[[ Input for this task open ]]
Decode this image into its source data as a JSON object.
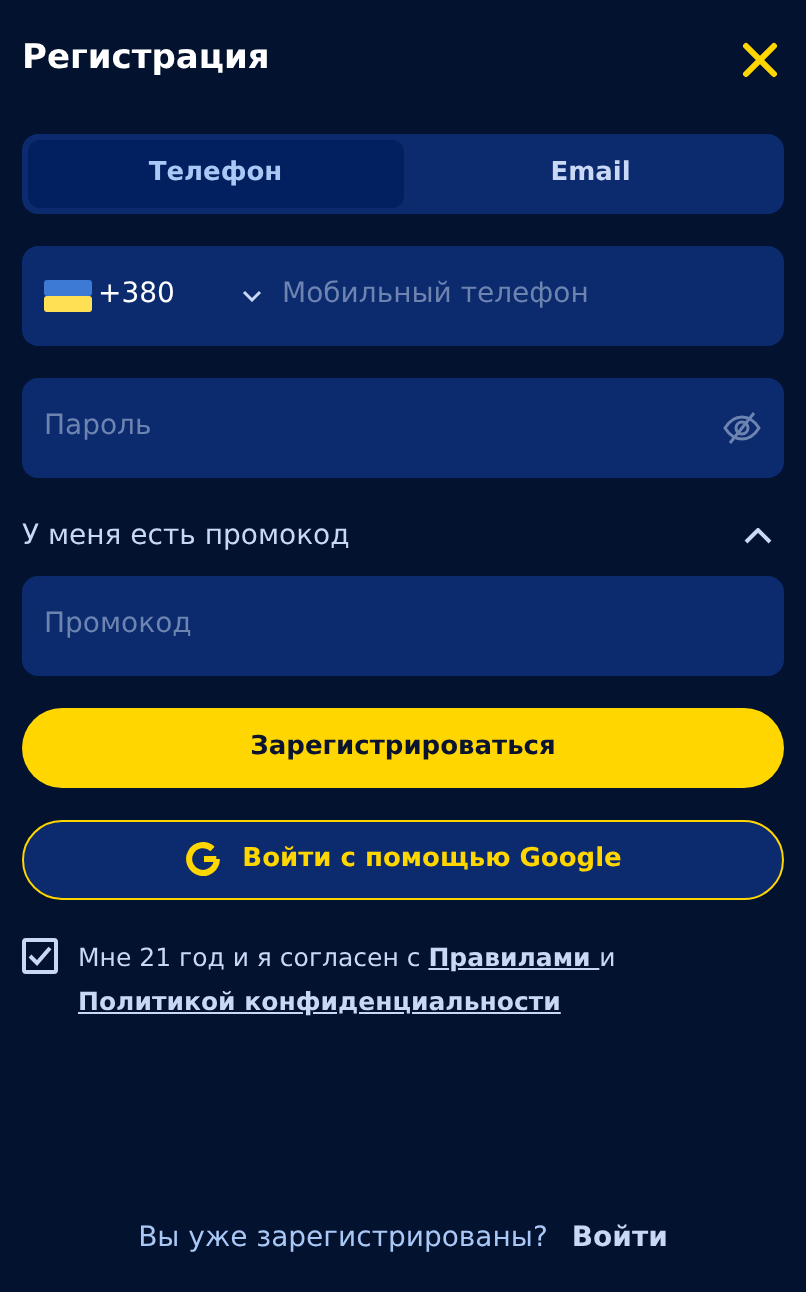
{
  "header": {
    "title": "Регистрация"
  },
  "tabs": [
    {
      "label": "Телефон",
      "selected": true
    },
    {
      "label": "Email",
      "selected": false
    }
  ],
  "phone": {
    "country_code": "+380",
    "placeholder": "Мобильный телефон"
  },
  "password": {
    "placeholder": "Пароль"
  },
  "promo": {
    "label": "У меня есть промокод",
    "expanded": true,
    "placeholder": "Промокод"
  },
  "register_button": "Зарегистрироваться",
  "google_button": "Войти с помощью Google",
  "agreement": {
    "checked": true,
    "text": "Мне 21 год и я согласен с ",
    "link_1": "Правилами ",
    "middle": "и ",
    "link_2": "Политикой конфиденциальности"
  },
  "footer": {
    "question": "Вы уже зарегистрированы?",
    "link": "Войти"
  }
}
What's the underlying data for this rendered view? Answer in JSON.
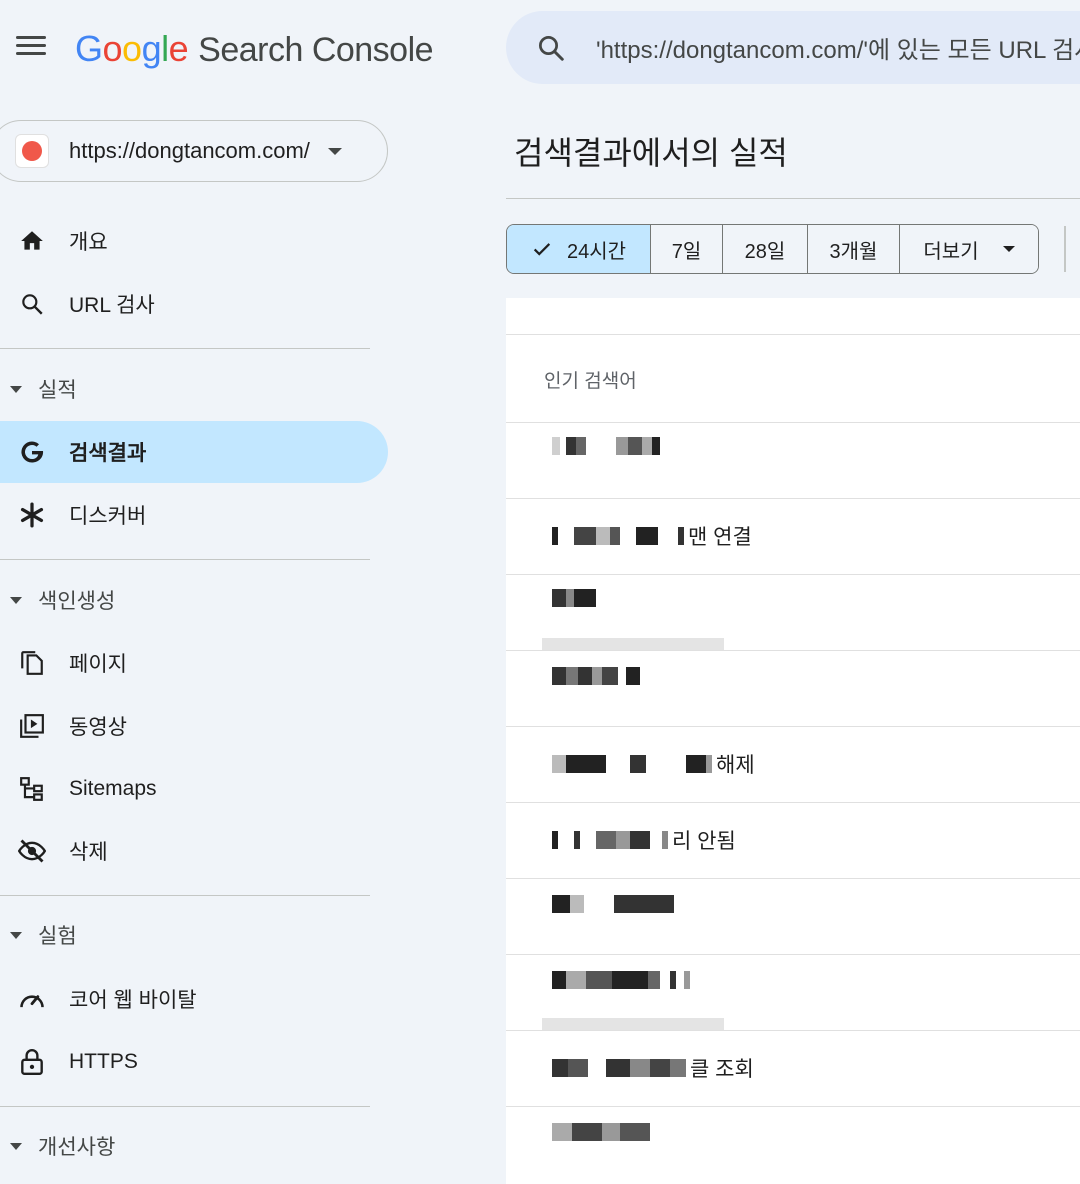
{
  "header": {
    "logo_parts": [
      "G",
      "o",
      "o",
      "g",
      "l",
      "e"
    ],
    "product_name": "Search Console",
    "search_placeholder": "'https://dongtancom.com/'에 있는 모든 URL 검사"
  },
  "property": {
    "url": "https://dongtancom.com/"
  },
  "sidebar": {
    "items": [
      {
        "label": "개요",
        "icon": "home-icon"
      },
      {
        "label": "URL 검사",
        "icon": "search-icon"
      }
    ],
    "sections": [
      {
        "label": "실적",
        "items": [
          {
            "label": "검색결과",
            "icon": "google-g-icon",
            "active": true
          },
          {
            "label": "디스커버",
            "icon": "asterisk-icon"
          }
        ]
      },
      {
        "label": "색인생성",
        "items": [
          {
            "label": "페이지",
            "icon": "pages-icon"
          },
          {
            "label": "동영상",
            "icon": "video-icon"
          },
          {
            "label": "Sitemaps",
            "icon": "sitemap-icon"
          },
          {
            "label": "삭제",
            "icon": "eye-off-icon"
          }
        ]
      },
      {
        "label": "실험",
        "items": [
          {
            "label": "코어 웹 바이탈",
            "icon": "gauge-icon"
          },
          {
            "label": "HTTPS",
            "icon": "lock-icon"
          }
        ]
      },
      {
        "label": "개선사항",
        "items": []
      }
    ]
  },
  "main": {
    "title": "검색결과에서의 실적",
    "date_chips": [
      {
        "label": "24시간",
        "selected": true
      },
      {
        "label": "7일",
        "selected": false
      },
      {
        "label": "28일",
        "selected": false
      },
      {
        "label": "3개월",
        "selected": false
      },
      {
        "label": "더보기",
        "selected": false
      }
    ],
    "table": {
      "column_header": "인기 검색어",
      "rows": [
        {
          "suffix": ""
        },
        {
          "suffix": "맨 연결"
        },
        {
          "suffix": ""
        },
        {
          "suffix": ""
        },
        {
          "suffix": "해제"
        },
        {
          "suffix": "리 안됨"
        },
        {
          "suffix": ""
        },
        {
          "suffix": ""
        },
        {
          "suffix": "클 조회"
        },
        {
          "suffix": ""
        }
      ]
    }
  },
  "colors": {
    "background": "#f0f4f9",
    "active": "#c2e7ff",
    "search_bar": "#e2eaf8",
    "favicon": "#f0584a"
  }
}
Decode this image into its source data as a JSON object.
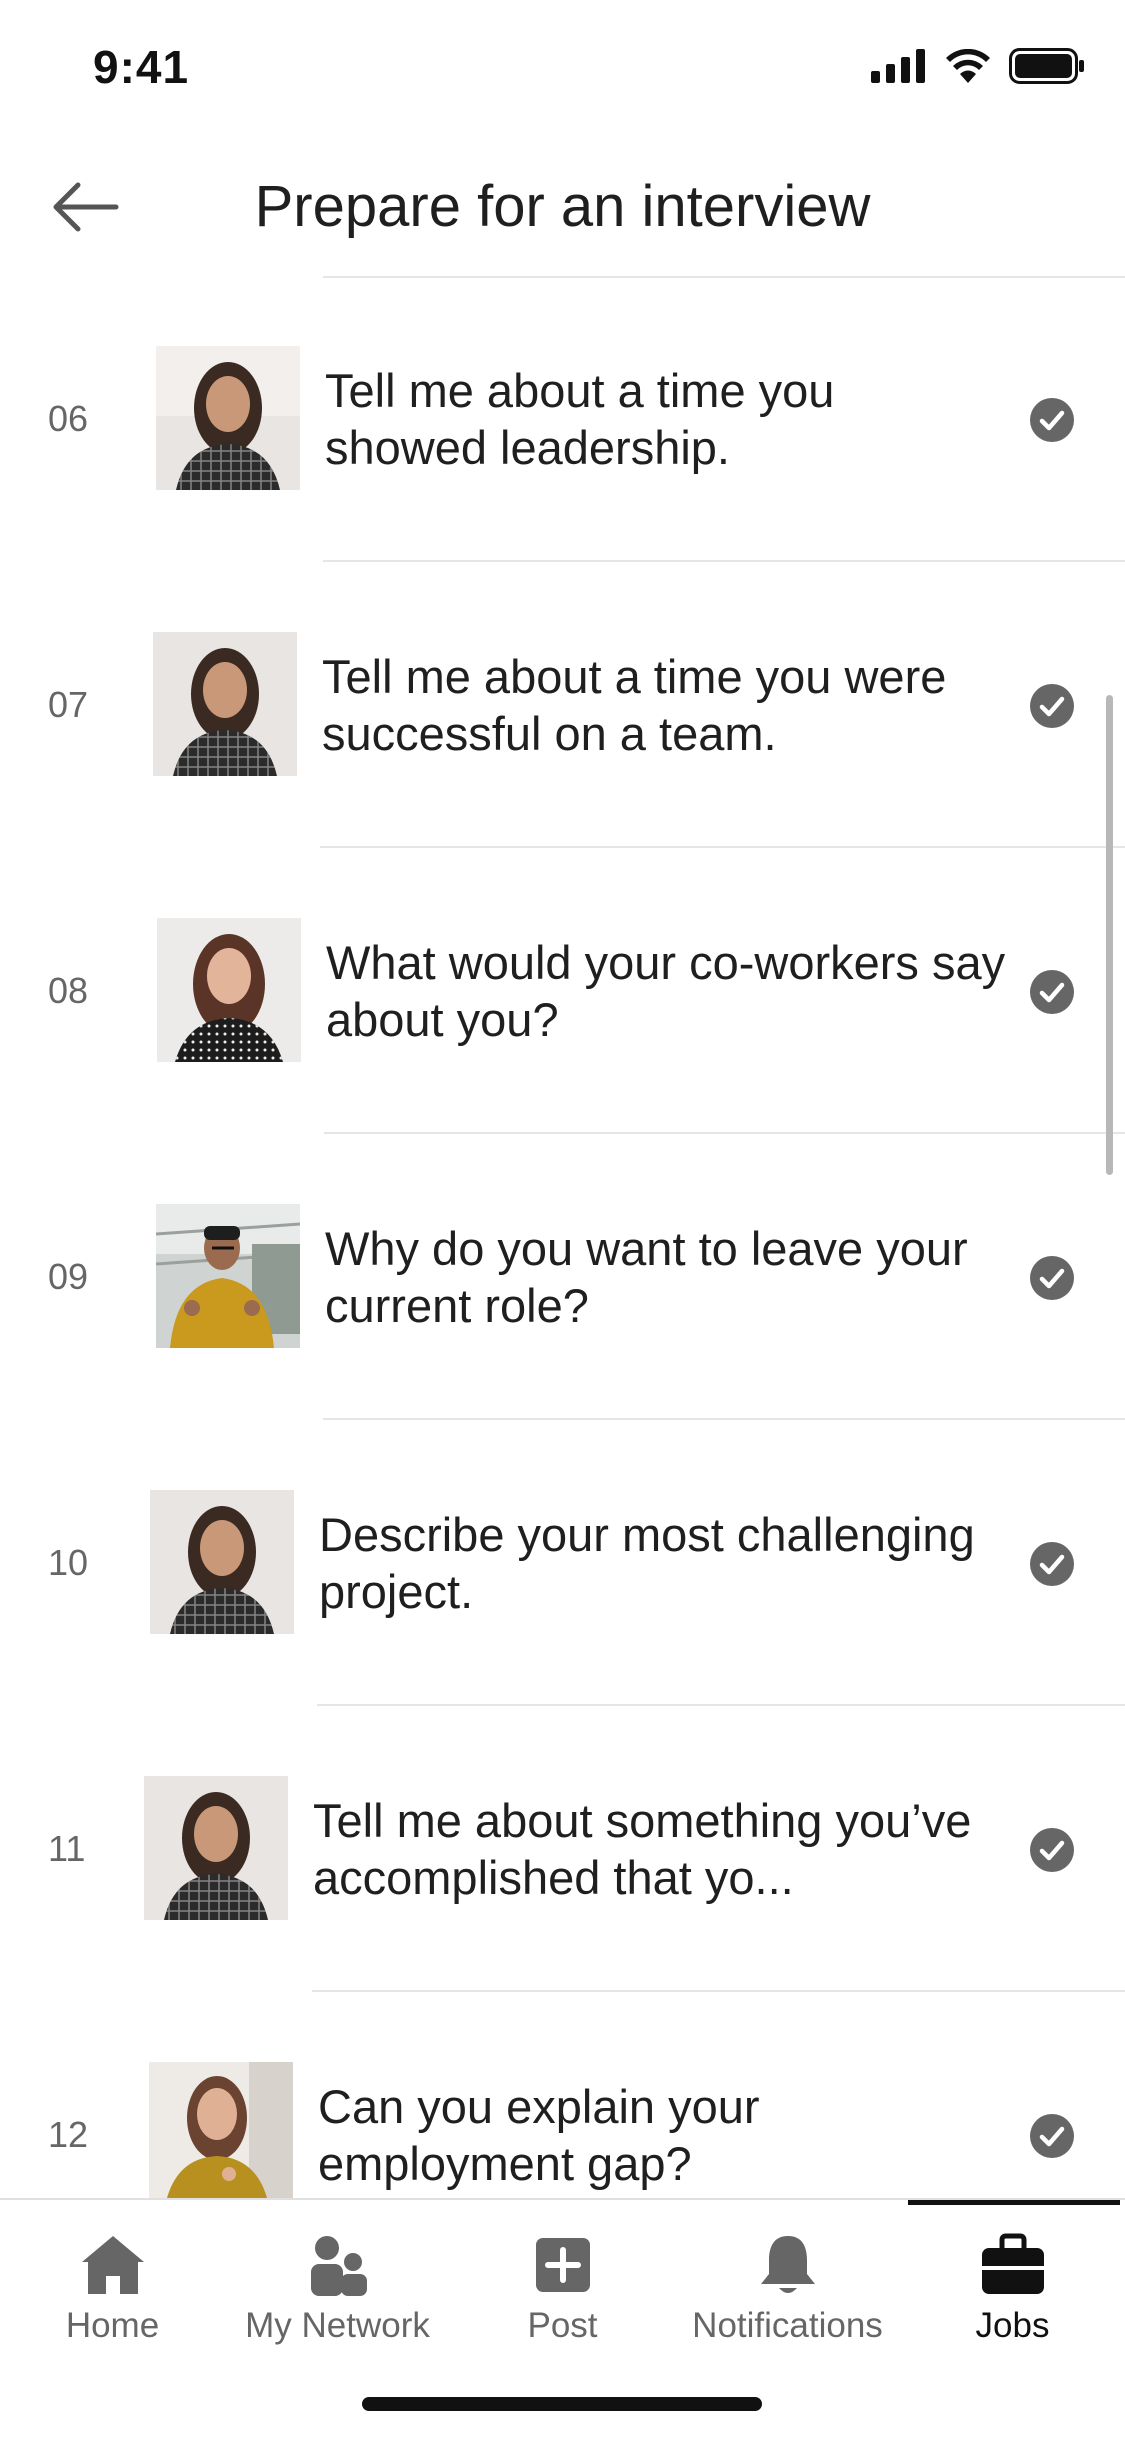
{
  "status": {
    "time": "9:41"
  },
  "header": {
    "title": "Prepare for an interview"
  },
  "questions": [
    {
      "number": "06",
      "text": "Tell me about a time you showed leadership.",
      "completed": true
    },
    {
      "number": "07",
      "text": "Tell me about a time you were successful on a team.",
      "completed": true
    },
    {
      "number": "08",
      "text": "What would your co-workers say about you?",
      "completed": true
    },
    {
      "number": "09",
      "text": "Why do you want to leave your current role?",
      "completed": true
    },
    {
      "number": "10",
      "text": "Describe your most challenging project.",
      "completed": true
    },
    {
      "number": "11",
      "text": "Tell me about something you’ve accomplished that yo...",
      "completed": true
    },
    {
      "number": "12",
      "text": "Can you explain your employment gap?",
      "completed": true
    }
  ],
  "tabs": [
    {
      "label": "Home",
      "icon": "home-icon"
    },
    {
      "label": "My Network",
      "icon": "network-icon"
    },
    {
      "label": "Post",
      "icon": "post-icon"
    },
    {
      "label": "Notifications",
      "icon": "bell-icon"
    },
    {
      "label": "Jobs",
      "icon": "briefcase-icon",
      "active": true
    }
  ],
  "colors": {
    "text": "#1f1f1f",
    "muted": "#666666",
    "check": "#666666"
  }
}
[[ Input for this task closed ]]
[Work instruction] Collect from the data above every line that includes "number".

[Output for this task]
      "number": "06",
      "number": "07",
      "number": "08",
      "number": "09",
      "number": "10",
      "number": "11",
      "number": "12",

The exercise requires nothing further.